**Problem details**
Within the data that follows, tally every line containing "JSON". Provide only the tally.

**Web page and app entries**
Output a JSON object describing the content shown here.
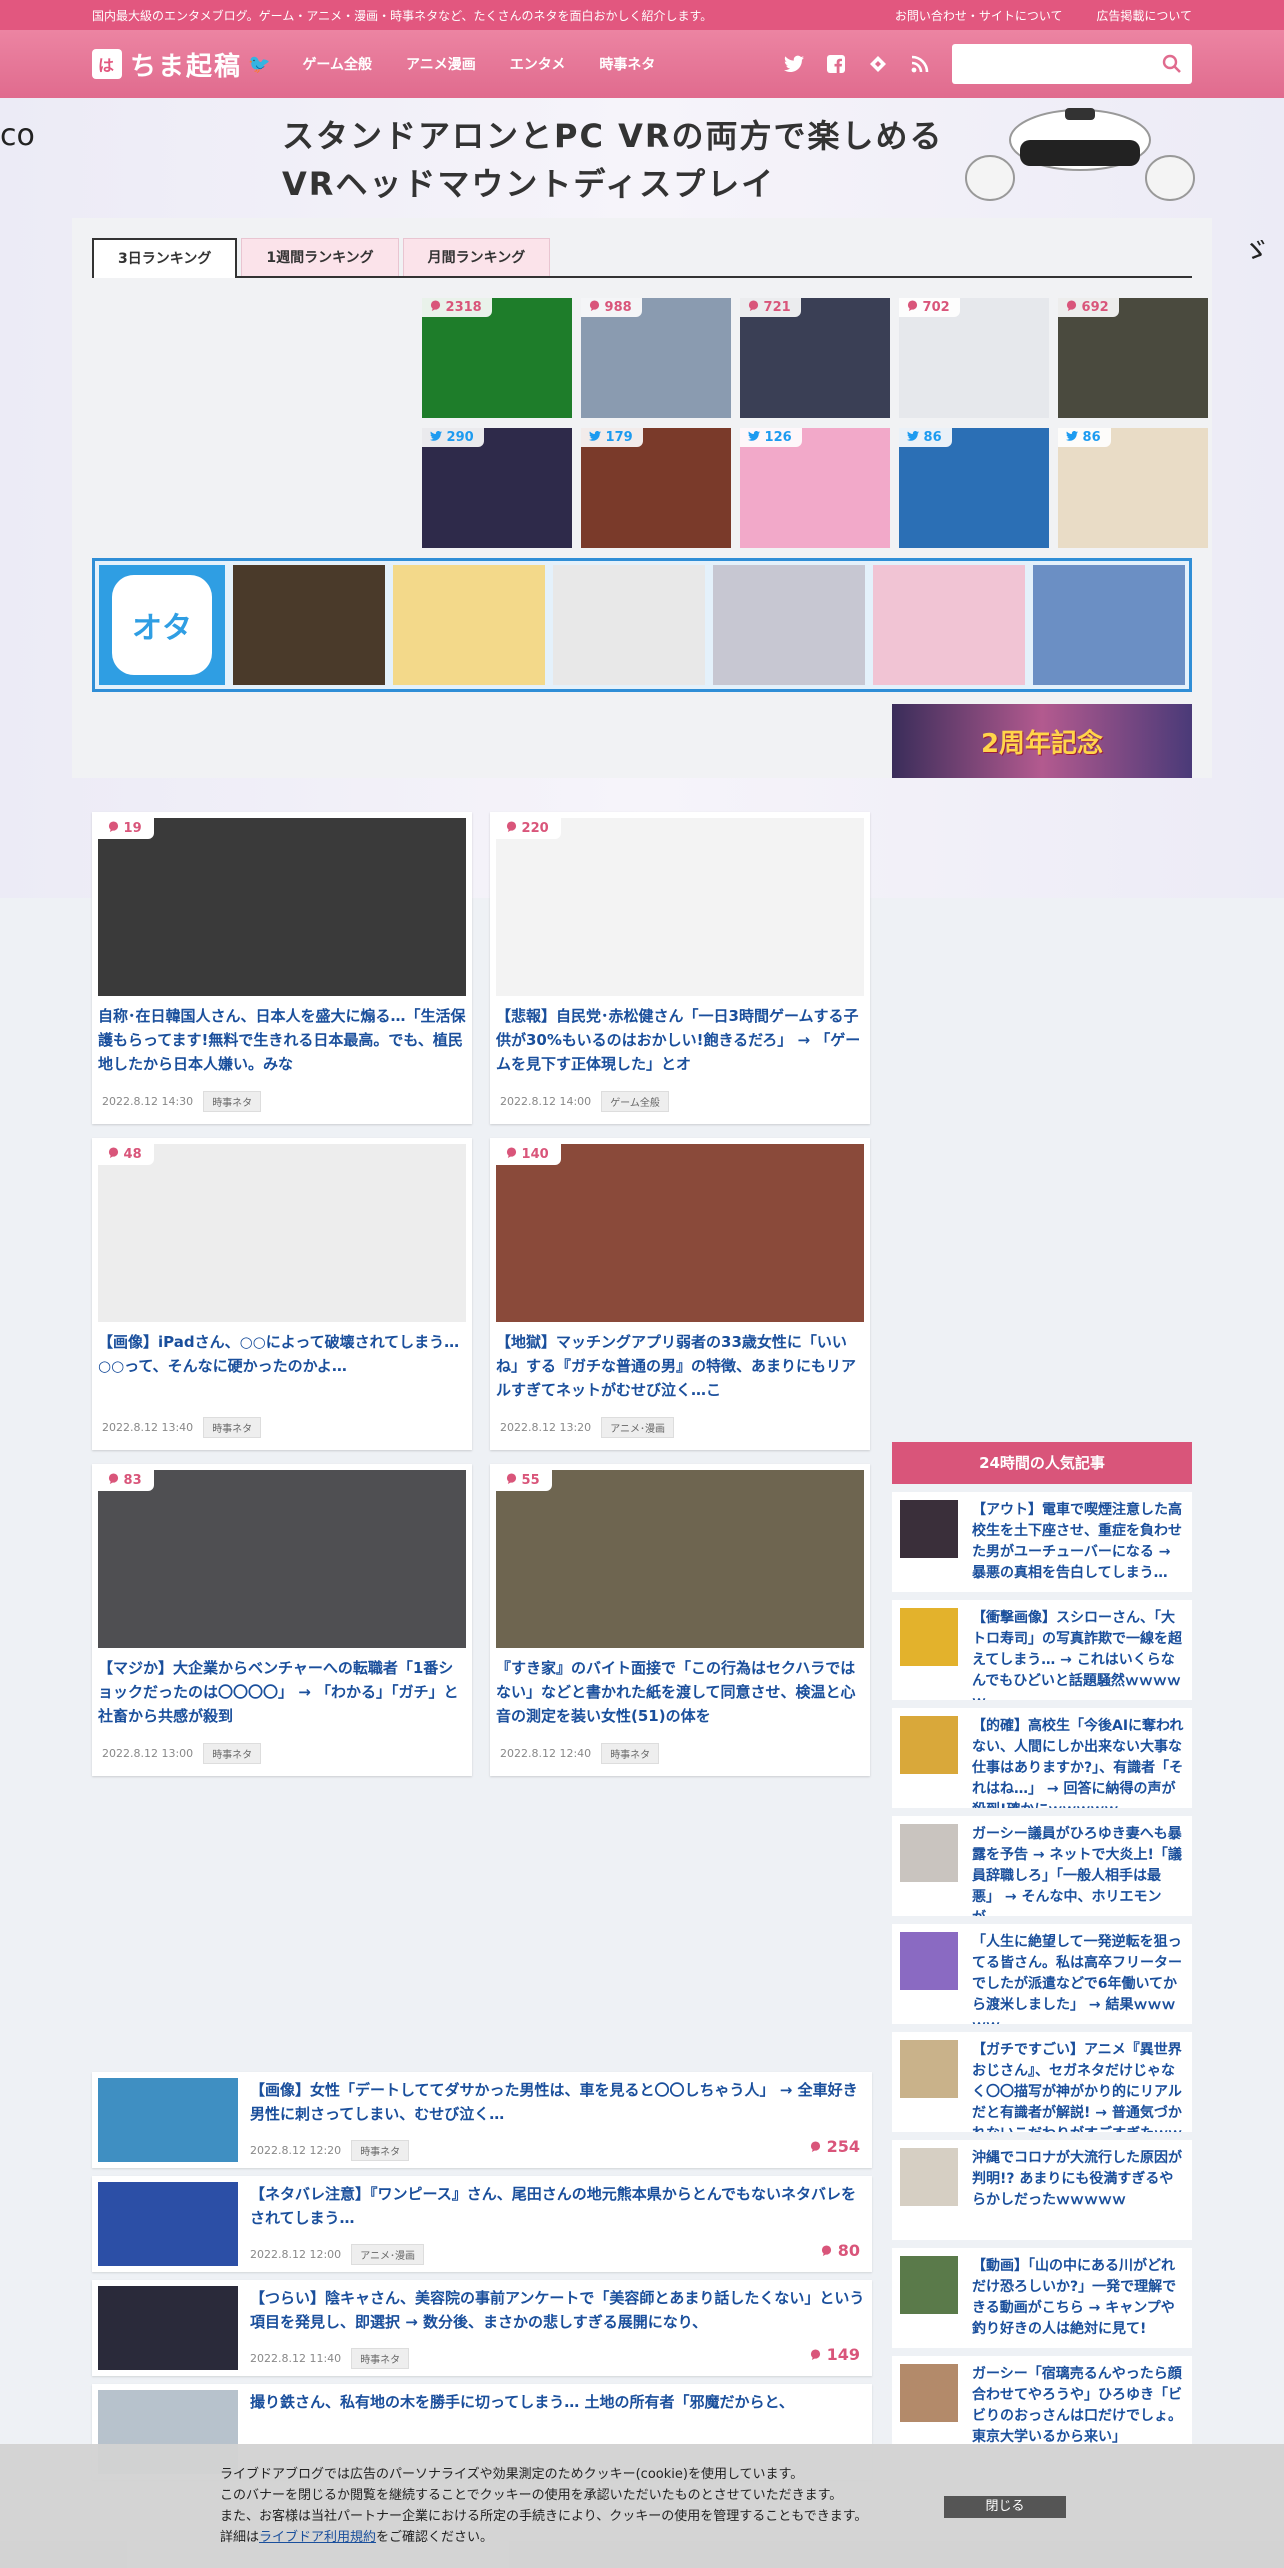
{
  "topstrip": {
    "tagline": "国内最大級のエンタメブログ。ゲーム・アニメ・漫画・時事ネタなど、たくさんのネタを面白おかしく紹介します。",
    "contact": "お問い合わせ・サイトについて",
    "ads": "広告掲載について"
  },
  "header": {
    "logo_mark": "は",
    "logo_text": "ちま起稿",
    "nav": [
      "ゲーム全般",
      "アニメ漫画",
      "エンタメ",
      "時事ネタ"
    ],
    "search_placeholder": ""
  },
  "banner": {
    "brand": "co",
    "line1": "スタンドアロンとPC VRの両方で楽しめる",
    "line2": "VRヘッドマウントディスプレイ"
  },
  "ranking": {
    "tabs": [
      "3日ランキング",
      "1週間ランキング",
      "月間ランキング"
    ],
    "items": [
      {
        "count": "2318",
        "kind": "comment",
        "bg": "#1e7d2a"
      },
      {
        "count": "988",
        "kind": "comment",
        "bg": "#8a9bb0"
      },
      {
        "count": "721",
        "kind": "comment",
        "bg": "#3a3f55"
      },
      {
        "count": "702",
        "kind": "comment",
        "bg": "#e6e8ec"
      },
      {
        "count": "692",
        "kind": "comment",
        "bg": "#4a4a3e"
      },
      {
        "count": "290",
        "kind": "tweet",
        "bg": "#2e2a4a"
      },
      {
        "count": "179",
        "kind": "tweet",
        "bg": "#7a3a2a"
      },
      {
        "count": "126",
        "kind": "tweet",
        "bg": "#f2a9c9"
      },
      {
        "count": "86",
        "kind": "tweet",
        "bg": "#2b6fb5"
      },
      {
        "count": "86",
        "kind": "tweet",
        "bg": "#e9dcc6"
      }
    ]
  },
  "okocomi": {
    "logo": "オタ\nコム",
    "thumbs": [
      "#4a3a2a",
      "#f3d98a",
      "#e8e8e8",
      "#c7c7d2",
      "#f1c4d4",
      "#6b8fc4"
    ]
  },
  "anniversary": "2周年記念",
  "articles": [
    {
      "count": "19",
      "title": "自称･在日韓国人さん、日本人を盛大に煽る…「生活保護もらってます!無料で生きれる日本最高。でも、植民地したから日本人嫌い。みな",
      "date": "2022.8.12 14:30",
      "cat": "時事ネタ",
      "bg": "#3a3a3a"
    },
    {
      "count": "220",
      "title": "【悲報】自民党･赤松健さん「一日3時間ゲームする子供が30%もいるのはおかしい!飽きるだろ」 → 「ゲームを見下す正体現した」とオ",
      "date": "2022.8.12 14:00",
      "cat": "ゲーム全般",
      "bg": "#f3f3f3"
    },
    {
      "count": "48",
      "title": "【画像】iPadさん、○○によって破壊されてしまう… ○○って、そんなに硬かったのかよ…",
      "date": "2022.8.12 13:40",
      "cat": "時事ネタ",
      "bg": "#ededed"
    },
    {
      "count": "140",
      "title": "【地獄】マッチングアプリ弱者の33歳女性に「いいね」する『ガチな普通の男』の特徴、あまりにもリアルすぎてネットがむせび泣く…こ",
      "date": "2022.8.12 13:20",
      "cat": "アニメ･漫画",
      "bg": "#8a4a3a"
    },
    {
      "count": "83",
      "title": "【マジか】大企業からベンチャーへの転職者「1番ショックだったのは〇〇〇〇」 → 「わかる」「ガチ」と社畜から共感が殺到",
      "date": "2022.8.12 13:00",
      "cat": "時事ネタ",
      "bg": "#4f4f52"
    },
    {
      "count": "55",
      "title": "『すき家』のバイト面接で「この行為はセクハラではない」などと書かれた紙を渡して同意させ、検温と心音の測定を装い女性(51)の体を",
      "date": "2022.8.12 12:40",
      "cat": "時事ネタ",
      "bg": "#6e6550"
    }
  ],
  "list": [
    {
      "title": "【画像】女性「デートしててダサかった男性は、車を見ると〇〇しちゃう人」 → 全車好き男性に刺さってしまい、むせび泣く…",
      "date": "2022.8.12 12:20",
      "cat": "時事ネタ",
      "count": "254",
      "bg": "#3f8fc2"
    },
    {
      "title": "【ネタバレ注意】『ワンピース』さん、尾田さんの地元熊本県からとんでもないネタバレをされてしまう…",
      "date": "2022.8.12 12:00",
      "cat": "アニメ･漫画",
      "count": "80",
      "bg": "#2c4fa6"
    },
    {
      "title": "【つらい】陰キャさん、美容院の事前アンケートで「美容師とあまり話したくない」という項目を発見し、即選択 → 数分後、まさかの悲しすぎる展開になり、",
      "date": "2022.8.12 11:40",
      "cat": "時事ネタ",
      "count": "149",
      "bg": "#2a2a3a"
    },
    {
      "title": "撮り鉄さん、私有地の木を勝手に切ってしまう… 土地の所有者「邪魔だからと、",
      "date": "",
      "cat": "",
      "count": "",
      "bg": "#b7c2cc"
    }
  ],
  "sidebar": {
    "heading": "24時間の人気記事",
    "items": [
      {
        "title": "【アウト】電車で喫煙注意した高校生を土下座させ、重症を負わせた男がユーチューバーになる → 暴悪の真相を告白してしまう…",
        "bg": "#3a2f3a"
      },
      {
        "title": "【衝撃画像】スシローさん、「大トロ寿司」の写真詐欺で一線を超えてしまう… → これはいくらなんでもひどいと話題騒然ｗｗｗｗｗ",
        "bg": "#e3b22c"
      },
      {
        "title": "【的確】高校生「今後AIに奪われない、人間にしか出来ない大事な仕事はありますか?」、有識者「それはね…」 → 回答に納得の声が殺到!確かにｗｗｗｗｗ",
        "bg": "#d9a83a"
      },
      {
        "title": "ガーシー議員がひろゆき妻へも暴露を予告 → ネットで大炎上!「議員辞職しろ」「一般人相手は最悪」 → そんな中、ホリエモンが…",
        "bg": "#c9c4bf"
      },
      {
        "title": "「人生に絶望して一発逆転を狙ってる皆さん。私は高卒フリーターでしたが派遣などで6年働いてから渡米しました」 → 結果ｗｗｗｗｗ",
        "bg": "#8a6ac2"
      },
      {
        "title": "【ガチですごい】アニメ『異世界おじさん』、セガネタだけじゃなく〇〇描写が神がかり的にリアルだと有識者が解説! → 普通気づかれないこだわりがすごすぎたｗｗｗｗ",
        "bg": "#c9b28a"
      },
      {
        "title": "沖縄でコロナが大流行した原因が判明!? あまりにも役満すぎるやらかしだったｗｗｗｗｗ",
        "bg": "#d6cfc3"
      },
      {
        "title": "【動画】「山の中にある川がどれだけ恐ろしいか?」一発で理解できる動画がこちら → キャンプや釣り好きの人は絶対に見て!",
        "bg": "#5a7a4a"
      },
      {
        "title": "ガーシー「宿璃売るんやったら顔合わせてやろうや」ひろゆき「ビビりのおっさんは口だけでしょ。東京大学いるから来い」",
        "bg": "#b38a6a"
      }
    ]
  },
  "cookie": {
    "l1": "ライブドアブログでは広告のパーソナライズや効果測定のためクッキー(cookie)を使用しています。",
    "l2": "このバナーを閉じるか閲覧を継続することでクッキーの使用を承認いただいたものとさせていただきます。",
    "l3": "また、お客様は当社パートナー企業における所定の手続きにより、クッキーの使用を管理することもできます。",
    "l4_pre": "詳細は",
    "l4_link": "ライブドア利用規約",
    "l4_post": "をご確認ください。",
    "close": "閉じる"
  }
}
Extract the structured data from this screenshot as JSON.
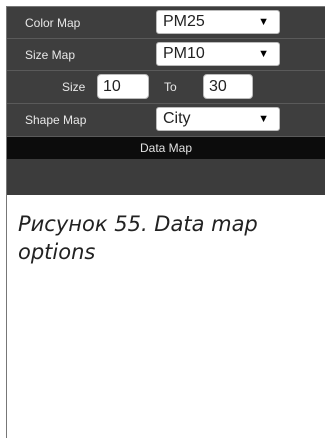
{
  "panel": {
    "color_map": {
      "label": "Color Map",
      "value": "PM25"
    },
    "size_map": {
      "label": "Size Map",
      "value": "PM10"
    },
    "size_range": {
      "label": "Size",
      "from": "10",
      "to_label": "To",
      "to": "30"
    },
    "shape_map": {
      "label": "Shape Map",
      "value": "City"
    },
    "footer_label": "Data Map",
    "dropdown_arrow": "▼"
  },
  "caption": "Рисунок 55. Data map options"
}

**Exercise answer**
2